BY Claudia Boyd-Barrett
At the beginning of March, Monse Gonzalez had her entire year planned. She would graduate from community college, save part of her paychecks as a childcare worker, and start school at UC Santa Barbara.
Then came the pandemic.
Suddenly, everything Gonzalez, 18, had worked for was in jeopardy: her job, her housing, her associate’s degree.

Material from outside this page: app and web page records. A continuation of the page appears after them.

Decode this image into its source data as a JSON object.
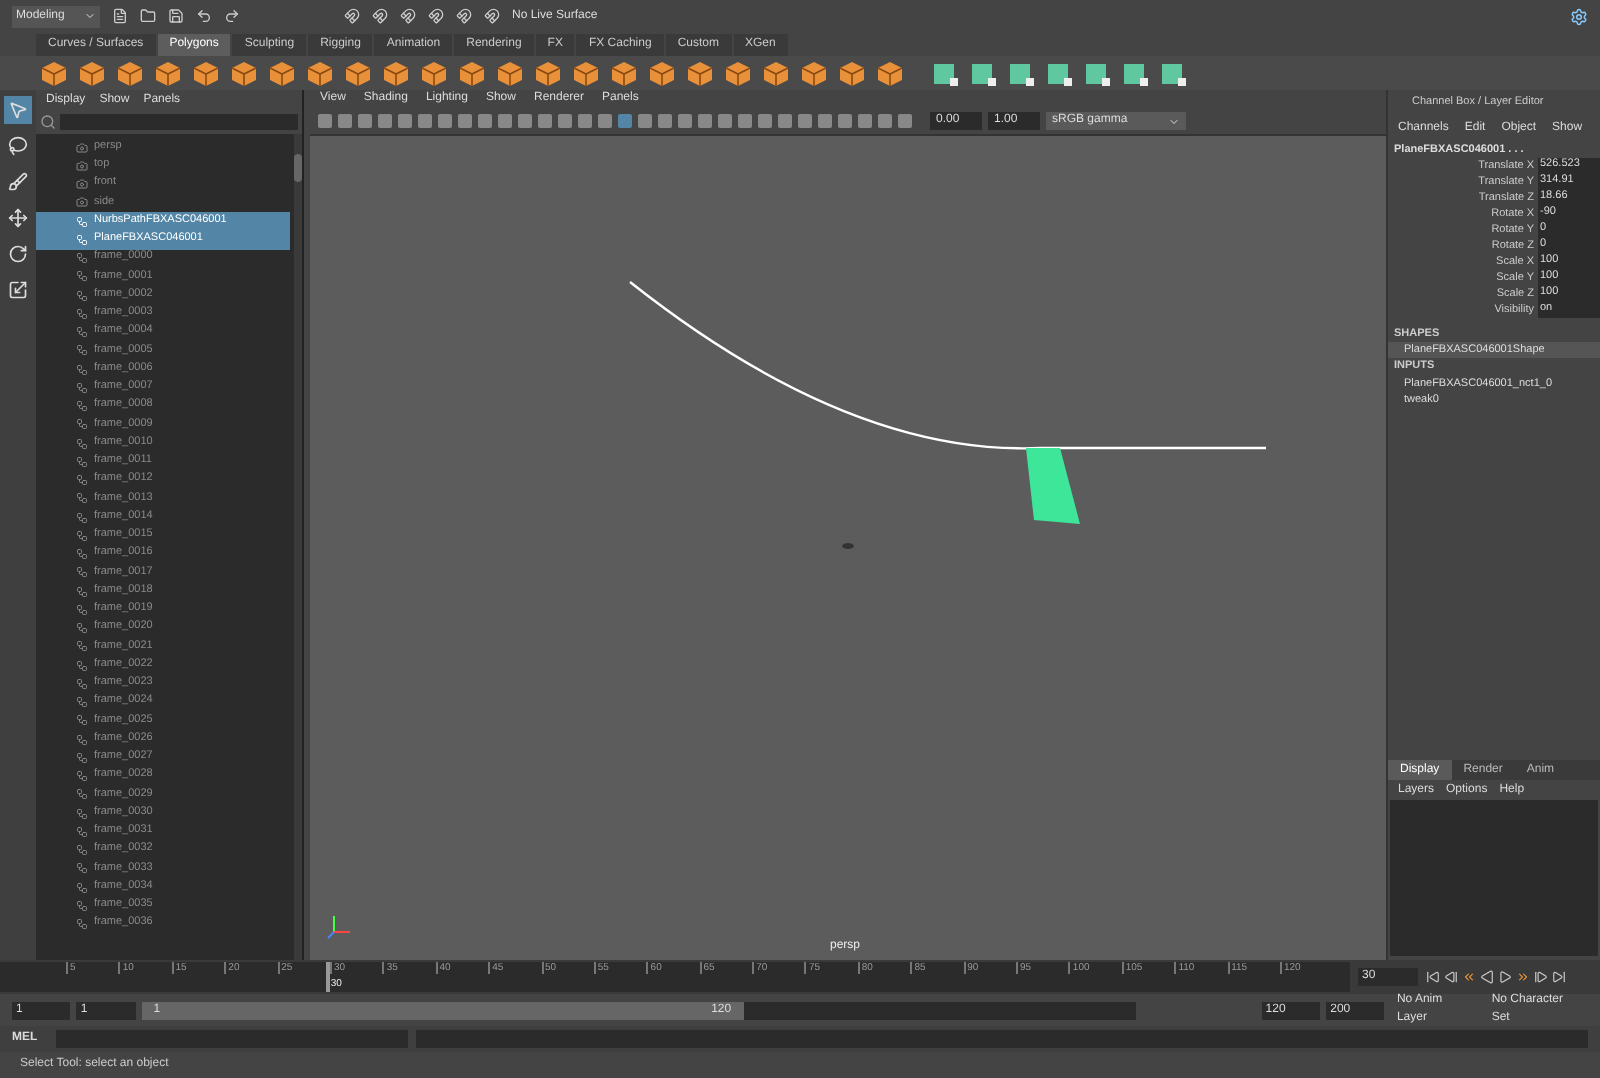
{
  "status_line": {
    "mode": "Modeling",
    "live_surface": "No Live Surface"
  },
  "shelf_tabs": [
    {
      "label": "Curves / Surfaces",
      "selected": false
    },
    {
      "label": "Polygons",
      "selected": true
    },
    {
      "label": "Sculpting",
      "selected": false
    },
    {
      "label": "Rigging",
      "selected": false
    },
    {
      "label": "Animation",
      "selected": false
    },
    {
      "label": "Rendering",
      "selected": false
    },
    {
      "label": "FX",
      "selected": false
    },
    {
      "label": "FX Caching",
      "selected": false
    },
    {
      "label": "Custom",
      "selected": false
    },
    {
      "label": "XGen",
      "selected": false
    }
  ],
  "toolbox": [
    {
      "kind": "select",
      "selected": true
    },
    {
      "kind": "lasso",
      "selected": false
    },
    {
      "kind": "paint",
      "selected": false
    },
    {
      "kind": "move",
      "selected": false
    },
    {
      "kind": "rotate",
      "selected": false
    },
    {
      "kind": "scale",
      "selected": false
    }
  ],
  "outliner": {
    "menu": [
      "Display",
      "Show",
      "Panels"
    ],
    "items": [
      {
        "label": "persp",
        "kind": "camera",
        "selected": false
      },
      {
        "label": "top",
        "kind": "camera",
        "selected": false
      },
      {
        "label": "front",
        "kind": "camera",
        "selected": false
      },
      {
        "label": "side",
        "kind": "camera",
        "selected": false
      },
      {
        "label": "NurbsPathFBXASC046001",
        "kind": "node",
        "selected": true
      },
      {
        "label": "PlaneFBXASC046001",
        "kind": "node",
        "selected": true
      },
      {
        "label": "frame_0000",
        "kind": "node",
        "selected": false
      },
      {
        "label": "frame_0001",
        "kind": "node",
        "selected": false
      },
      {
        "label": "frame_0002",
        "kind": "node",
        "selected": false
      },
      {
        "label": "frame_0003",
        "kind": "node",
        "selected": false
      },
      {
        "label": "frame_0004",
        "kind": "node",
        "selected": false
      },
      {
        "label": "frame_0005",
        "kind": "node",
        "selected": false
      },
      {
        "label": "frame_0006",
        "kind": "node",
        "selected": false
      },
      {
        "label": "frame_0007",
        "kind": "node",
        "selected": false
      },
      {
        "label": "frame_0008",
        "kind": "node",
        "selected": false
      },
      {
        "label": "frame_0009",
        "kind": "node",
        "selected": false
      },
      {
        "label": "frame_0010",
        "kind": "node",
        "selected": false
      },
      {
        "label": "frame_0011",
        "kind": "node",
        "selected": false
      },
      {
        "label": "frame_0012",
        "kind": "node",
        "selected": false
      },
      {
        "label": "frame_0013",
        "kind": "node",
        "selected": false
      },
      {
        "label": "frame_0014",
        "kind": "node",
        "selected": false
      },
      {
        "label": "frame_0015",
        "kind": "node",
        "selected": false
      },
      {
        "label": "frame_0016",
        "kind": "node",
        "selected": false
      },
      {
        "label": "frame_0017",
        "kind": "node",
        "selected": false
      },
      {
        "label": "frame_0018",
        "kind": "node",
        "selected": false
      },
      {
        "label": "frame_0019",
        "kind": "node",
        "selected": false
      },
      {
        "label": "frame_0020",
        "kind": "node",
        "selected": false
      },
      {
        "label": "frame_0021",
        "kind": "node",
        "selected": false
      },
      {
        "label": "frame_0022",
        "kind": "node",
        "selected": false
      },
      {
        "label": "frame_0023",
        "kind": "node",
        "selected": false
      },
      {
        "label": "frame_0024",
        "kind": "node",
        "selected": false
      },
      {
        "label": "frame_0025",
        "kind": "node",
        "selected": false
      },
      {
        "label": "frame_0026",
        "kind": "node",
        "selected": false
      },
      {
        "label": "frame_0027",
        "kind": "node",
        "selected": false
      },
      {
        "label": "frame_0028",
        "kind": "node",
        "selected": false
      },
      {
        "label": "frame_0029",
        "kind": "node",
        "selected": false
      },
      {
        "label": "frame_0030",
        "kind": "node",
        "selected": false
      },
      {
        "label": "frame_0031",
        "kind": "node",
        "selected": false
      },
      {
        "label": "frame_0032",
        "kind": "node",
        "selected": false
      },
      {
        "label": "frame_0033",
        "kind": "node",
        "selected": false
      },
      {
        "label": "frame_0034",
        "kind": "node",
        "selected": false
      },
      {
        "label": "frame_0035",
        "kind": "node",
        "selected": false
      },
      {
        "label": "frame_0036",
        "kind": "node",
        "selected": false
      }
    ]
  },
  "viewport": {
    "menu": [
      "View",
      "Shading",
      "Lighting",
      "Show",
      "Renderer",
      "Panels"
    ],
    "exposure": "0.00",
    "gamma": "1.00",
    "color_space": "sRGB gamma",
    "camera": "persp"
  },
  "channel_box": {
    "title": "Channel Box / Layer Editor",
    "menu": [
      "Channels",
      "Edit",
      "Object",
      "Show"
    ],
    "object": "PlaneFBXASC046001 . . .",
    "attributes": [
      {
        "name": "Translate X",
        "value": "526.523"
      },
      {
        "name": "Translate Y",
        "value": "314.91"
      },
      {
        "name": "Translate Z",
        "value": "18.66"
      },
      {
        "name": "Rotate X",
        "value": "-90"
      },
      {
        "name": "Rotate Y",
        "value": "0"
      },
      {
        "name": "Rotate Z",
        "value": "0"
      },
      {
        "name": "Scale X",
        "value": "100"
      },
      {
        "name": "Scale Y",
        "value": "100"
      },
      {
        "name": "Scale Z",
        "value": "100"
      },
      {
        "name": "Visibility",
        "value": "on"
      }
    ],
    "shapes_heading": "SHAPES",
    "shapes": [
      "PlaneFBXASC046001Shape"
    ],
    "inputs_heading": "INPUTS",
    "inputs": [
      "PlaneFBXASC046001_nct1_0",
      "tweak0"
    ]
  },
  "layer_editor": {
    "tabs": [
      {
        "label": "Display",
        "selected": true
      },
      {
        "label": "Render",
        "selected": false
      },
      {
        "label": "Anim",
        "selected": false
      }
    ],
    "menu": [
      "Layers",
      "Options",
      "Help"
    ]
  },
  "timeline": {
    "ticks": [
      "5",
      "10",
      "15",
      "20",
      "25",
      "30",
      "35",
      "40",
      "45",
      "50",
      "55",
      "60",
      "65",
      "70",
      "75",
      "80",
      "85",
      "90",
      "95",
      "100",
      "105",
      "110",
      "115",
      "120"
    ],
    "playhead": {
      "label": "30",
      "level": 0.25
    },
    "current_frame": "30"
  },
  "range": {
    "start": "1",
    "playback_start": "1",
    "slider_start": "1",
    "slider_end": "120",
    "level": 0.59,
    "playback_end": "120",
    "end": "200",
    "anim_layer": "No Anim Layer",
    "character_set": "No Character Set"
  },
  "command_line": {
    "label": "MEL"
  },
  "help_line": "Select Tool: select an object"
}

While many young adults have families to lean on during these uncertain times, as a young adult in California’s foster care system, Gonzalez’s main support is herself.
“I want to make sure that I’ll be able to have a roof over my head,” said Gonzalez, who has bounced between multiple foster families and housing arrangements since age 15 when her mother died. “I want to know what’s going to happen in the next year.”